From 9:30 a.m. though 6:30 p.m., a market maker holding a limit order may not trade for its own account at a price that would satisfy the limit order without first executing the limit order. Manning Limit Order Protection Interpretation ("Manning") (NASD IM-2110-2); Self- Regulatory Organizations: Notice of Filing and Order Granting Accelerated Approval of a Proposed Rule Change by the National Association of Securities Dealers, Inc. Relating to Customer Limit Order Protection in a Decimal Trading Environment, Exchange Act Release No. __, 2001 WL 345206 (April 6, 2001); Roger D. Blanc, Trading: Selected Best Execution Considerations in the New Market Environment, SF51 ALI- ABA 105 (2001). Manning does not apply to market makers attempting to satisfy inventory requirements prior to the opening of the market.
NASD has observed that increasingly customers are entering orders with brokers prior to the market opening and as a result there has been an increase in pre-market trading to manage order imbalances. Nasdaq Requests Comment on Extending Manning Limit Order Protection Interpretation to Premarket Hours, NASD Notice to Members 00-70. In response to that observation, the NASD Board of Governors has proposed extending Manning to the pre-market only for those customers that affirmatively agree to have their limit orders protected by Manning. Id. It is clear, therefore, that Manning does not apply to the conduct alleged here.
Market makers must commit their own capital in order to build inventories and to stand ready to honor broker and dealer buy and sell orders. They must of necessity participate in pre-market transactions to create these inventories. Inevitably market makers will have on hand limit orders before the pre-market trading begins.
Plaintiff speculates that because of the knowledge derived from limit orders placed in advance Knight can and does trade for its own profit. The complaint does not allege how this can be done when Knight has no way of knowing the details of the limit orders placed with a multitude of other market makers in the same stock; nor does the complaint allege that in fact this profit making practice actually occurred with respect to any particular stock or limit order.
Moreover, the word "manipulative" is a term of art connoting "intentional or willful conduct designed to deceive or defraud investors by controlling or artificially affecting the price of securities." Ernst & Ernst v. Hochfelder, 425 U.S. 185, 199 (1976). In order to survive a 12(b)(6) motion, a claim of market manipulation must allege direct participation in a manipulative scheme with manipulative intent, see In re Blech Sec. Litig., 961 F. Supp. 569, 580 (S.D.N.Y. 1997), and the defendant must have exerted dominion and control over the market for an extended period of time.
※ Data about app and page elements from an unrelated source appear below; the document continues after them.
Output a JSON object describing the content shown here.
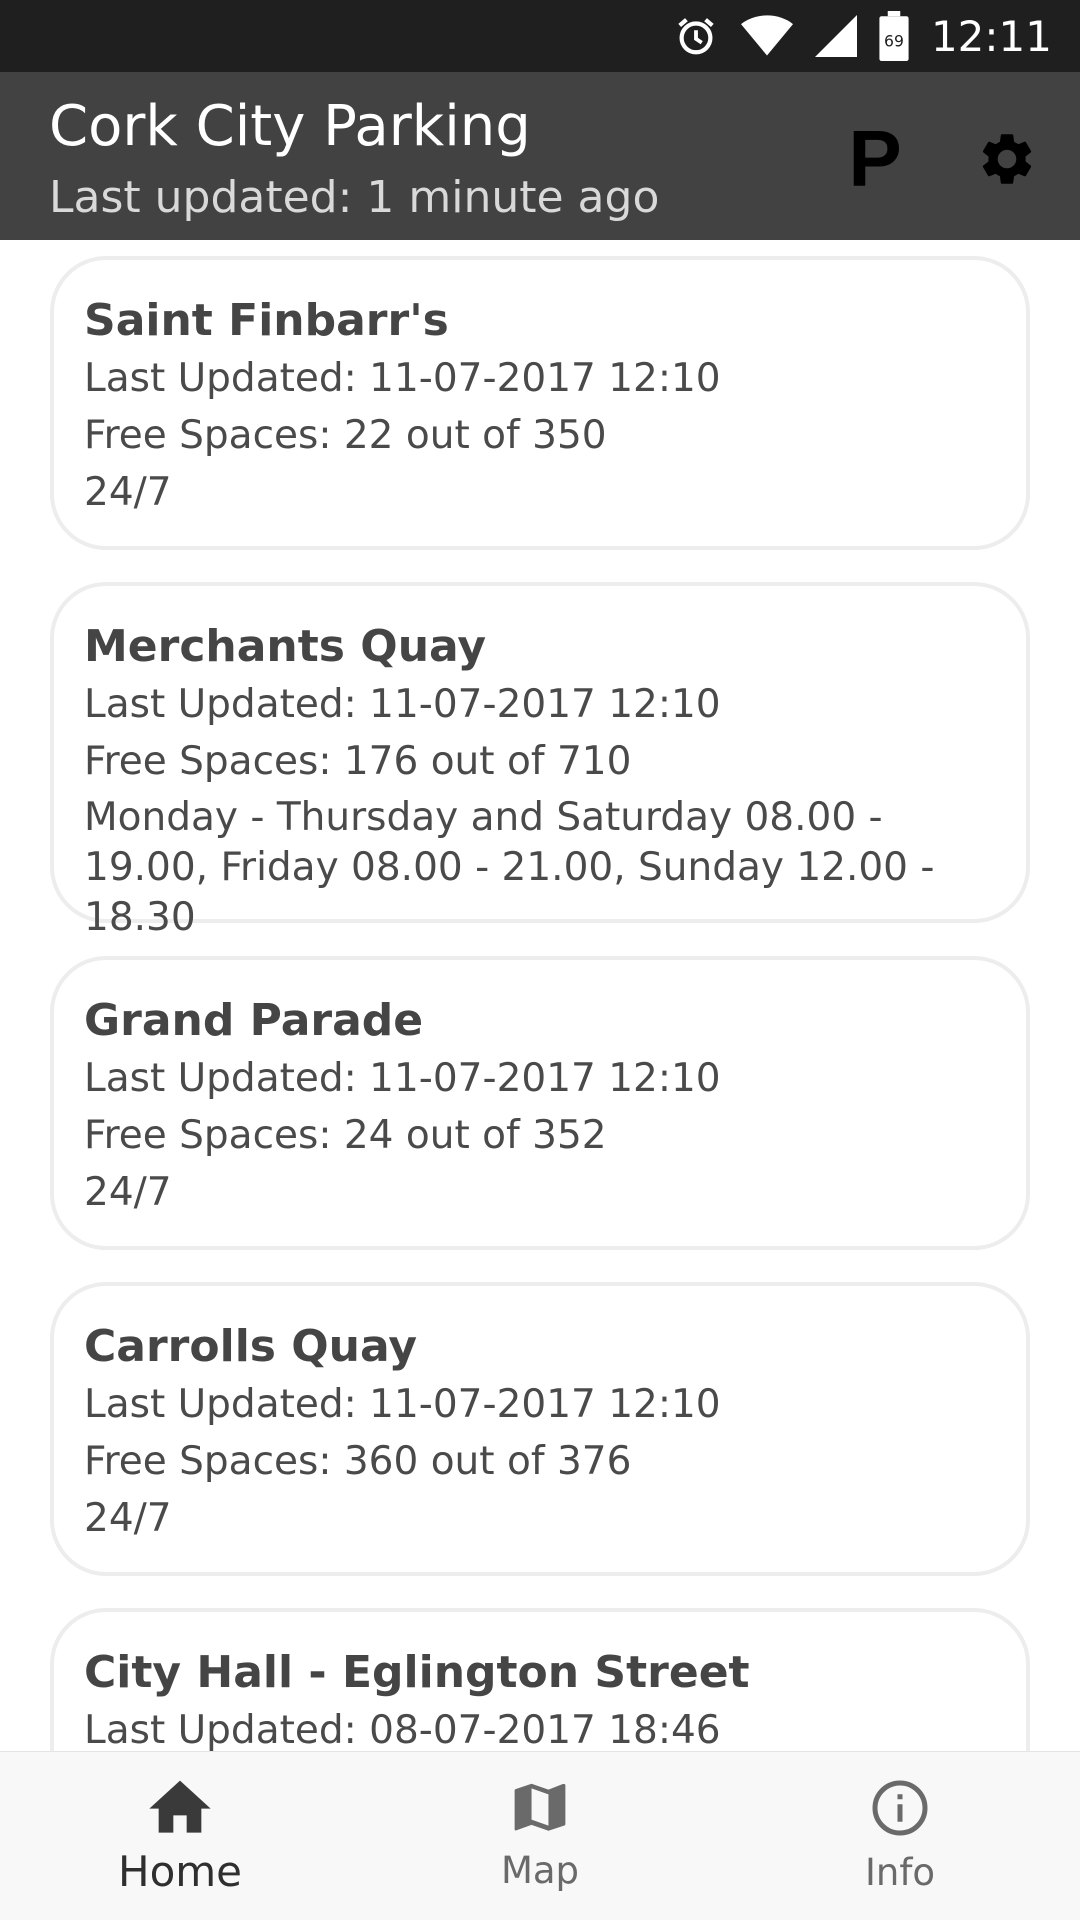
{
  "status_bar": {
    "time": "12:11",
    "battery_level": "69",
    "icons": [
      "alarm-icon",
      "wifi-icon",
      "cell-signal-icon",
      "battery-icon"
    ]
  },
  "app_bar": {
    "title": "Cork City Parking",
    "subtitle": "Last updated: 1 minute ago",
    "parking_label": "P",
    "icons": [
      "parking-icon",
      "gear-icon"
    ]
  },
  "car_parks": [
    {
      "name": "Saint Finbarr's",
      "updated": "Last Updated: 11-07-2017 12:10",
      "spaces": "Free Spaces: 22 out of 350",
      "hours": "24/7"
    },
    {
      "name": "Merchants Quay",
      "updated": "Last Updated: 11-07-2017 12:10",
      "spaces": "Free Spaces: 176 out of 710",
      "hours": "Monday - Thursday and Saturday 08.00 - 19.00, Friday 08.00 - 21.00, Sunday 12.00 - 18.30"
    },
    {
      "name": "Grand Parade",
      "updated": "Last Updated: 11-07-2017 12:10",
      "spaces": "Free Spaces: 24 out of 352",
      "hours": "24/7"
    },
    {
      "name": "Carrolls Quay",
      "updated": "Last Updated: 11-07-2017 12:10",
      "spaces": "Free Spaces: 360 out of 376",
      "hours": "24/7"
    },
    {
      "name": "City Hall - Eglington Street",
      "updated": "Last Updated: 08-07-2017 18:46"
    }
  ],
  "bottom_nav": {
    "items": [
      {
        "label": "Home",
        "icon": "home-icon",
        "active": true
      },
      {
        "label": "Map",
        "icon": "map-icon",
        "active": false
      },
      {
        "label": "Info",
        "icon": "info-icon",
        "active": false
      }
    ]
  }
}
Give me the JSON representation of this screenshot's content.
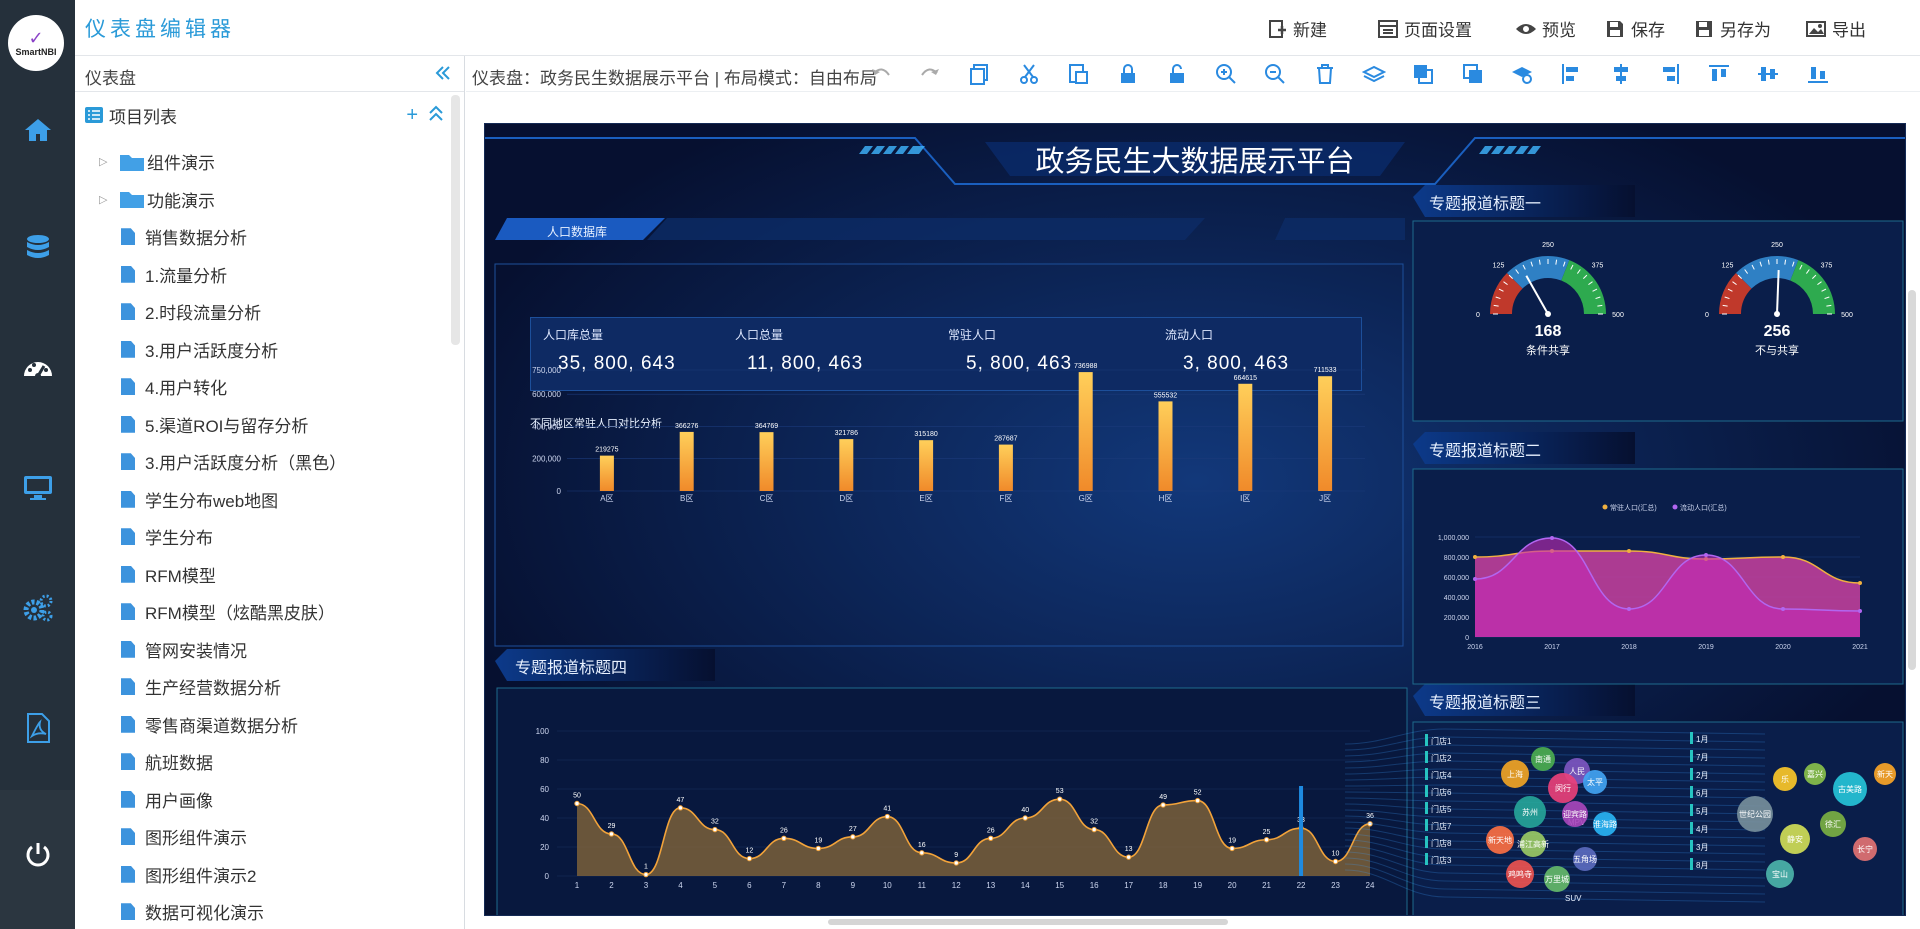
{
  "app": {
    "logo_text": "SmartNBI",
    "title": "仪表盘编辑器"
  },
  "header_actions": [
    {
      "label": "新建",
      "icon": "new-icon"
    },
    {
      "label": "页面设置",
      "icon": "page-settings-icon"
    },
    {
      "label": "预览",
      "icon": "eye-icon"
    },
    {
      "label": "保存",
      "icon": "save-icon"
    },
    {
      "label": "另存为",
      "icon": "save-as-icon"
    },
    {
      "label": "导出",
      "icon": "image-export-icon"
    }
  ],
  "rail": [
    "home-icon",
    "database-icon",
    "dashboard-icon",
    "monitor-icon",
    "gears-icon",
    "pdf-icon",
    "power-icon"
  ],
  "panel": {
    "title": "仪表盘",
    "list_title": "项目列表",
    "items": [
      {
        "label": "组件演示",
        "type": "folder"
      },
      {
        "label": "功能演示",
        "type": "folder"
      },
      {
        "label": "销售数据分析",
        "type": "doc"
      },
      {
        "label": "1.流量分析",
        "type": "doc"
      },
      {
        "label": "2.时段流量分析",
        "type": "doc"
      },
      {
        "label": "3.用户活跃度分析",
        "type": "doc"
      },
      {
        "label": "4.用户转化",
        "type": "doc"
      },
      {
        "label": "5.渠道ROI与留存分析",
        "type": "doc"
      },
      {
        "label": "3.用户活跃度分析（黑色）",
        "type": "doc"
      },
      {
        "label": "学生分布web地图",
        "type": "doc"
      },
      {
        "label": "学生分布",
        "type": "doc"
      },
      {
        "label": "RFM模型",
        "type": "doc"
      },
      {
        "label": "RFM模型（炫酷黑皮肤）",
        "type": "doc"
      },
      {
        "label": "管网安装情况",
        "type": "doc"
      },
      {
        "label": "生产经营数据分析",
        "type": "doc"
      },
      {
        "label": "零售商渠道数据分析",
        "type": "doc"
      },
      {
        "label": "航班数据",
        "type": "doc"
      },
      {
        "label": "用户画像",
        "type": "doc"
      },
      {
        "label": "图形组件演示",
        "type": "doc"
      },
      {
        "label": "图形组件演示2",
        "type": "doc"
      },
      {
        "label": "数据可视化演示",
        "type": "doc"
      }
    ]
  },
  "toolbar": {
    "breadcrumb": "仪表盘：政务民生数据展示平台 | 布局模式：自由布局",
    "tools": [
      "undo-icon",
      "redo-icon",
      "copy-icon",
      "cut-icon",
      "paste-icon",
      "lock-icon",
      "unlock-icon",
      "zoom-in-icon",
      "zoom-out-icon",
      "delete-icon",
      "layers-icon",
      "bring-front-icon",
      "send-back-icon",
      "layer-settings-icon",
      "align-left-icon",
      "align-center-icon",
      "align-right-icon",
      "align-top-icon",
      "align-middle-icon",
      "align-bottom-icon"
    ]
  },
  "dashboard": {
    "title": "政务民生大数据展示平台",
    "population_tab": "人口数据库",
    "kpis": [
      {
        "label": "人口库总量",
        "value": "35, 800, 643"
      },
      {
        "label": "人口总量",
        "value": "11, 800, 463"
      },
      {
        "label": "常驻人口",
        "value": "5, 800, 463"
      },
      {
        "label": "流动人口",
        "value": "3, 800, 463"
      }
    ],
    "bar_title": "不同地区常驻人口对比分析",
    "topic1": "专题报道标题一",
    "topic2": "专题报道标题二",
    "topic3": "专题报道标题三",
    "topic4": "专题报道标题四",
    "gauges": [
      {
        "value": 168,
        "label": "条件共享",
        "ticks": [
          "0",
          "125",
          "250",
          "375",
          "500"
        ]
      },
      {
        "value": 256,
        "label": "不与共享",
        "ticks": [
          "0",
          "125",
          "250",
          "375",
          "500"
        ]
      }
    ],
    "bubble_words": [
      "上海",
      "南通",
      "人民",
      "苏州",
      "闵行",
      "太平",
      "新天地",
      "浦江高新",
      "迎宾路",
      "淮海路",
      "鸡鸣寺",
      "万里城",
      "五角场",
      "乐",
      "嘉兴",
      "古美路",
      "新天",
      "世纪公园",
      "静安",
      "徐汇",
      "长宁",
      "宝山"
    ],
    "sankey_left": [
      "门店1",
      "门店2",
      "门店4",
      "门店6",
      "门店5",
      "门店7",
      "门店8",
      "门店3"
    ],
    "sankey_right": [
      "1月",
      "7月",
      "2月",
      "6月",
      "5月",
      "4月",
      "3月",
      "8月"
    ],
    "sankey_bottom": [
      "SUV",
      "MPV"
    ]
  },
  "chart_data": [
    {
      "type": "bar",
      "title": "不同地区常驻人口对比分析",
      "categories": [
        "A区",
        "B区",
        "C区",
        "D区",
        "E区",
        "F区",
        "G区",
        "H区",
        "I区",
        "J区"
      ],
      "values": [
        219275,
        366276,
        364769,
        321786,
        315180,
        287687,
        736988,
        555532,
        664615,
        711533
      ],
      "ylim": [
        0,
        750000
      ],
      "yticks": [
        "0",
        "200,000",
        "400,000",
        "600,000",
        "750,000"
      ]
    },
    {
      "type": "area",
      "x": [
        "2016",
        "2017",
        "2018",
        "2019",
        "2020",
        "2021"
      ],
      "series": [
        {
          "name": "常驻人口(汇总)",
          "values": [
            800000,
            860000,
            860000,
            780000,
            800000,
            540000
          ],
          "color": "#f0b040"
        },
        {
          "name": "流动人口(汇总)",
          "values": [
            580000,
            990000,
            280000,
            820000,
            280000,
            260000
          ],
          "color": "#b266f0"
        }
      ],
      "ylim": [
        0,
        1000000
      ],
      "yticks": [
        "0",
        "200,000",
        "400,000",
        "600,000",
        "800,000",
        "1,000,000"
      ]
    },
    {
      "type": "area",
      "title": "专题报道标题四",
      "x": [
        1,
        2,
        3,
        4,
        5,
        6,
        7,
        8,
        9,
        10,
        11,
        12,
        13,
        14,
        15,
        16,
        17,
        18,
        19,
        20,
        21,
        22,
        23,
        24
      ],
      "values": [
        50,
        29,
        1,
        47,
        32,
        12,
        26,
        19,
        27,
        41,
        16,
        9,
        26,
        40,
        53,
        32,
        13,
        49,
        52,
        19,
        25,
        33,
        10,
        36
      ],
      "ylim": [
        0,
        100
      ],
      "yticks": [
        "0",
        "20",
        "40",
        "60",
        "80",
        "100"
      ]
    }
  ]
}
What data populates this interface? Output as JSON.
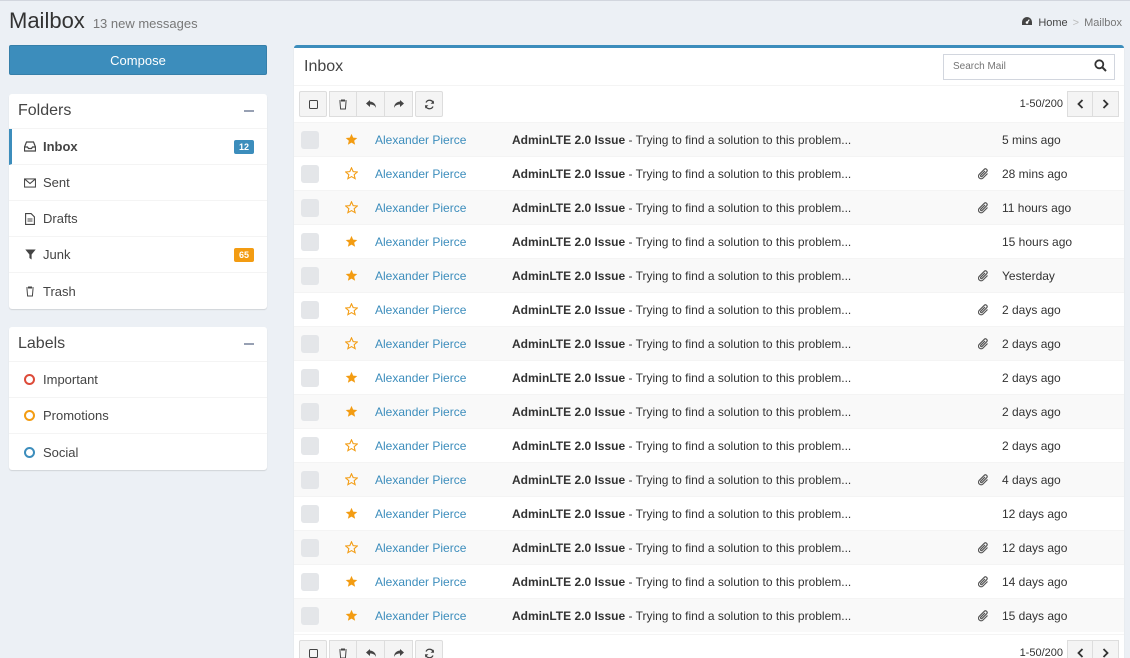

See United States v. Mulheren, 938 F.2d 364, 371 (2d Cir. 1991) (in criminal context, stating that evidence of manipulation is strong where domination is sustained over a significant period of time); see also Trane Co. v. O'Connor Sec., 561 F. Supp. 301, 305 (S.D.N.Y. 1983) (finding no market manipulation in violation of § 9(a) of Securities Act where defendants' purpose was not to create artificial demand for stock or induce public investment to its detriment). The amended complaint in this case does not allege that Knight asserted control over a particular stock over an extended period of time. *fn2
Thus the complaint fails to allege any specific manipulative transaction or a manipulative scheme in general.
For the reasons set forth above, defendants' motion to dismiss is granted. An appropriate order shall be entered.